Seismites: origin, criteria of identification and examples from the Quaternary record of Northeastern Brasil
Palavras-chave:seismite, earthquake, netotectonics.

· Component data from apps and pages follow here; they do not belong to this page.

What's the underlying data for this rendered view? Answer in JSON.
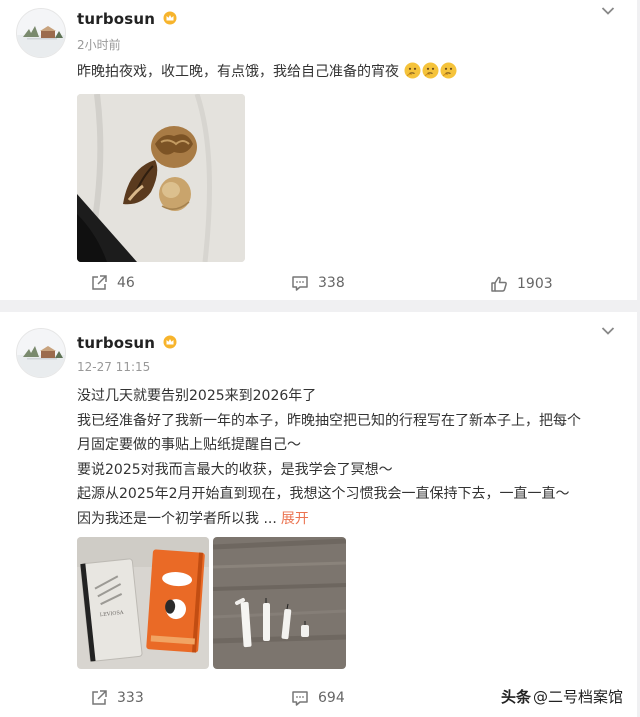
{
  "posts": [
    {
      "username": "turbosun",
      "time": "2小时前",
      "text_lines": [
        "昨晚拍夜戏，收工晚，有点饿，我给自己准备的宵夜"
      ],
      "emojis": [
        "thinking-face-emoji",
        "thinking-face-emoji",
        "thinking-face-emoji"
      ],
      "images": [
        "nuts-photo"
      ],
      "repost_count": "46",
      "comment_count": "338",
      "like_count": "1903"
    },
    {
      "username": "turbosun",
      "time": "12-27 11:15",
      "text_lines": [
        "没过几天就要告别2025来到2026年了",
        "我已经准备好了我新一年的本子，昨晚抽空把已知的行程写在了新本子上，把每个",
        "月固定要做的事贴上贴纸提醒自己～",
        "要说2025对我而言最大的收获，是我学会了冥想～",
        "起源从2025年2月开始直到现在，我想这个习惯我会一直保持下去，一直一直～",
        "因为我还是一个初学者所以我 ..."
      ],
      "expand_label": "展开",
      "images": [
        "notebooks-photo",
        "candles-photo"
      ],
      "repost_count": "333",
      "comment_count": "694"
    }
  ],
  "watermark": {
    "platform": "头条",
    "handle": "@二号档案馆"
  },
  "colors": {
    "expand_link": "#eb7350",
    "secondary_text": "#999999",
    "page_background": "#f0f0f2"
  }
}
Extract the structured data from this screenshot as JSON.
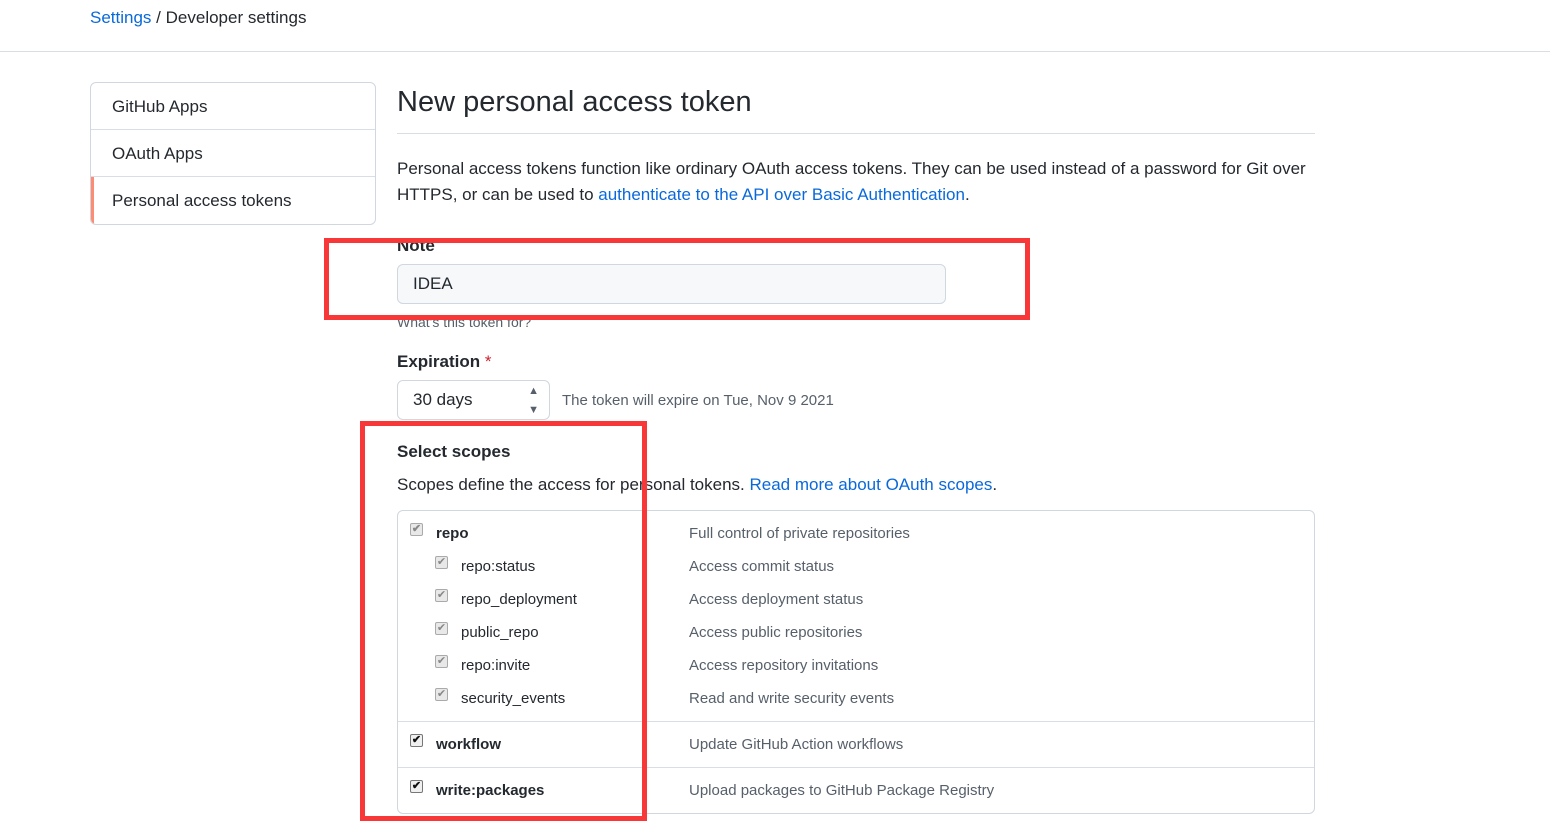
{
  "breadcrumb": {
    "settings": "Settings",
    "sep": "/",
    "current": "Developer settings"
  },
  "sidebar": {
    "items": [
      {
        "label": "GitHub Apps"
      },
      {
        "label": "OAuth Apps"
      },
      {
        "label": "Personal access tokens",
        "active": true
      }
    ]
  },
  "page": {
    "title": "New personal access token",
    "desc_pre": "Personal access tokens function like ordinary OAuth access tokens. They can be used instead of a password for Git over HTTPS, or can be used to ",
    "desc_link": "authenticate to the API over Basic Authentication",
    "desc_post": "."
  },
  "note": {
    "label": "Note",
    "value": "IDEA",
    "help": "What's this token for?"
  },
  "expiration": {
    "label": "Expiration",
    "required": "*",
    "selected": "30 days",
    "info": "The token will expire on Tue, Nov 9 2021"
  },
  "scopes": {
    "label": "Select scopes",
    "desc_pre": "Scopes define the access for personal tokens. ",
    "desc_link": "Read more about OAuth scopes",
    "groups": [
      {
        "name": "repo",
        "desc": "Full control of private repositories",
        "checked": true,
        "disabled": true,
        "children": [
          {
            "name": "repo:status",
            "desc": "Access commit status"
          },
          {
            "name": "repo_deployment",
            "desc": "Access deployment status"
          },
          {
            "name": "public_repo",
            "desc": "Access public repositories"
          },
          {
            "name": "repo:invite",
            "desc": "Access repository invitations"
          },
          {
            "name": "security_events",
            "desc": "Read and write security events"
          }
        ]
      },
      {
        "name": "workflow",
        "desc": "Update GitHub Action workflows",
        "checked": true
      },
      {
        "name": "write:packages",
        "desc": "Upload packages to GitHub Package Registry",
        "checked": true
      }
    ]
  },
  "annotation_color": "#f83838"
}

Seismites are soft-sediment features produced by (paleo)earthquakes. They are formed after sediment deposition, before sediment compaction, and during sudden breakdown of a loosely packet, water saturated grain framework. Fundamental controls on seismite generation are exerted mainly by earthquake size, sediment properties, and water-table depth. Hydroplastic deformation, liquefaction, and fluidization are the three mechanisms related to seismite origin. The most common types of seismites are hydroplastic mixing layers, pillars, pockets, dikes, sills, and folds. Outcrop features are among the most valuable tools for deciphering seismic events in the past. Seismites have been described in many intraplate settings. In northeastern Brazil, earthquake swarms, including events up to 5.2 Mb, induced soft-sediment deformation in at least two historical cases. In this region, seismites occur in the Quaternary record of the Jaguaribe, Açu, and Potengi valleys, where a great variety of types are observed. They are particularly abundant in gravelly and sandy alluvial sediments. But they also occur in deltaic and lagoonal deposits. The study of seismites is particularly useful in areas lacking structural data. Seismite investigation is also important to extent the earthquake record far beyond the instrumental period of seismic observation.